» **Your goal**:
Reproduce every line in the material below that holds "Animal".

=== Begin Enclosure ===

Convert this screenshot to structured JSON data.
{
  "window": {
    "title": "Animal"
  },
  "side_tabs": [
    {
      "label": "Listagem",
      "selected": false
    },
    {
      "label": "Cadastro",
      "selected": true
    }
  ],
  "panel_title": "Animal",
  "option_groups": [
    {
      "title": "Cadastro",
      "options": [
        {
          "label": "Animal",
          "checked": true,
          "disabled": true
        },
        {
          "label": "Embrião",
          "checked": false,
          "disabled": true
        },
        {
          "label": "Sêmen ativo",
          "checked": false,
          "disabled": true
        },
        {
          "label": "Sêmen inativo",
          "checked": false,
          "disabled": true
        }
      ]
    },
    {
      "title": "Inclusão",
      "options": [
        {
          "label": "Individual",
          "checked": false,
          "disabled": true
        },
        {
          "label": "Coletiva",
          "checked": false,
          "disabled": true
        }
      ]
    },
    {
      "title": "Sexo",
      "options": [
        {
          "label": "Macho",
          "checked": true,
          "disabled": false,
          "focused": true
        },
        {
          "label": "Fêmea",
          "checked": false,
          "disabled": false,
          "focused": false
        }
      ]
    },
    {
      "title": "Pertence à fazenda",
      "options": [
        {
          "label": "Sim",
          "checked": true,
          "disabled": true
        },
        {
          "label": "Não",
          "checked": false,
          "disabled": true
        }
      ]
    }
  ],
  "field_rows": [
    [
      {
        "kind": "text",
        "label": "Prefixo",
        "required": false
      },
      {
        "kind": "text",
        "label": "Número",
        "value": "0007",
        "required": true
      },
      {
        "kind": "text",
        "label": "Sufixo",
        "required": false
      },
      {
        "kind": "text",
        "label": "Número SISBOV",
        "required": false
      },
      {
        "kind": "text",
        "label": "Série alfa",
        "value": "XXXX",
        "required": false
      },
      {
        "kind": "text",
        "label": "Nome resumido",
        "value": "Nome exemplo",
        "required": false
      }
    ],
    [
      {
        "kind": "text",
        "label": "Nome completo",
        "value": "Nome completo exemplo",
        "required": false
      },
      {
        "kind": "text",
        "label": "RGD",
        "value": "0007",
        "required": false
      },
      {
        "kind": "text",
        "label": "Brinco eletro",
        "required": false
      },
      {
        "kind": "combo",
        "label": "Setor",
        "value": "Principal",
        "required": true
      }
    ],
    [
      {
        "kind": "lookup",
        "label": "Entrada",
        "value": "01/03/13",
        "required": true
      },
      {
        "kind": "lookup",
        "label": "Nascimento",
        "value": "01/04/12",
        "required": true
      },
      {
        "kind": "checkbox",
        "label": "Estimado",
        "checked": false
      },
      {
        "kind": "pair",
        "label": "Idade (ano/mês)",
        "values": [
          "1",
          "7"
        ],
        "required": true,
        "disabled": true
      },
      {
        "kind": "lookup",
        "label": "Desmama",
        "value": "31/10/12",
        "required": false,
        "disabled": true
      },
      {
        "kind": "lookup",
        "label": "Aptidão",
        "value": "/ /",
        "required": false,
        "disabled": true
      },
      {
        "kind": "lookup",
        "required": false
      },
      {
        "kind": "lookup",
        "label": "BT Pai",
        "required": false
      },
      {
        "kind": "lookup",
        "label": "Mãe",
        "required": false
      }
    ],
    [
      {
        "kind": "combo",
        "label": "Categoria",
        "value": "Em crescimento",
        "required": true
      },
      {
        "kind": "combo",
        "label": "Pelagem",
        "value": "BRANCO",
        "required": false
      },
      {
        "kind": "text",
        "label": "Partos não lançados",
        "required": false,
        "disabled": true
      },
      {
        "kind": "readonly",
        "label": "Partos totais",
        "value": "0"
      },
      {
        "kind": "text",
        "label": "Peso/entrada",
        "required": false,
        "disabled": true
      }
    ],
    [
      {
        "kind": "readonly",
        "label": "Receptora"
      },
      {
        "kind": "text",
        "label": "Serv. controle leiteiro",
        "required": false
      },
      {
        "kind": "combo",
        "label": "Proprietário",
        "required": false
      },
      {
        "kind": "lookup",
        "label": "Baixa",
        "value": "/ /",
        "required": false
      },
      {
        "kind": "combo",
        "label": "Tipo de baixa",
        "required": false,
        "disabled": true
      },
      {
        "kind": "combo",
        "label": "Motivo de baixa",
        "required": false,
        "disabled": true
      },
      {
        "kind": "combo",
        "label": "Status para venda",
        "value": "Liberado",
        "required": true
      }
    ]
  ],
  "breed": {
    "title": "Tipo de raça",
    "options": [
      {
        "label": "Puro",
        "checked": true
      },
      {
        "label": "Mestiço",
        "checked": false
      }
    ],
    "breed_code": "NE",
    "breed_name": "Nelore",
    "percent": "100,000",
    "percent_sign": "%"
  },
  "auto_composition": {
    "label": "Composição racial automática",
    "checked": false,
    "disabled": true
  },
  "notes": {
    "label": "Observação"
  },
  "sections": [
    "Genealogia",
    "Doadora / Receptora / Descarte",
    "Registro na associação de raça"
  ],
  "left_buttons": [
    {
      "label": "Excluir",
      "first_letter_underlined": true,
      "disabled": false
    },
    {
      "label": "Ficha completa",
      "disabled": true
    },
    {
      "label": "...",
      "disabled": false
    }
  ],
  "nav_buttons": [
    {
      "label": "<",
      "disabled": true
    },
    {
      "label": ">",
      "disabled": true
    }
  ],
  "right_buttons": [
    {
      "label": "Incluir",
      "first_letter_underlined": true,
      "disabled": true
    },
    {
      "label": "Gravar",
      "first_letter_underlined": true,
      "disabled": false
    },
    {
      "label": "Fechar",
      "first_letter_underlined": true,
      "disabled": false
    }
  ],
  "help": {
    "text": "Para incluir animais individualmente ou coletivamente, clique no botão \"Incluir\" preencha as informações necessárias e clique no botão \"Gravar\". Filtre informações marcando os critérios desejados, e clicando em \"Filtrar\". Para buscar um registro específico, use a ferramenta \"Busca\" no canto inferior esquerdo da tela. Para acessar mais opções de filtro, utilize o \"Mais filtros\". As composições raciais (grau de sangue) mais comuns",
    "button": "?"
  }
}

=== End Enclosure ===

» **Expected answer**:
    "title": "Animal"
  "panel_title": "Animal",
          "label": "Animal",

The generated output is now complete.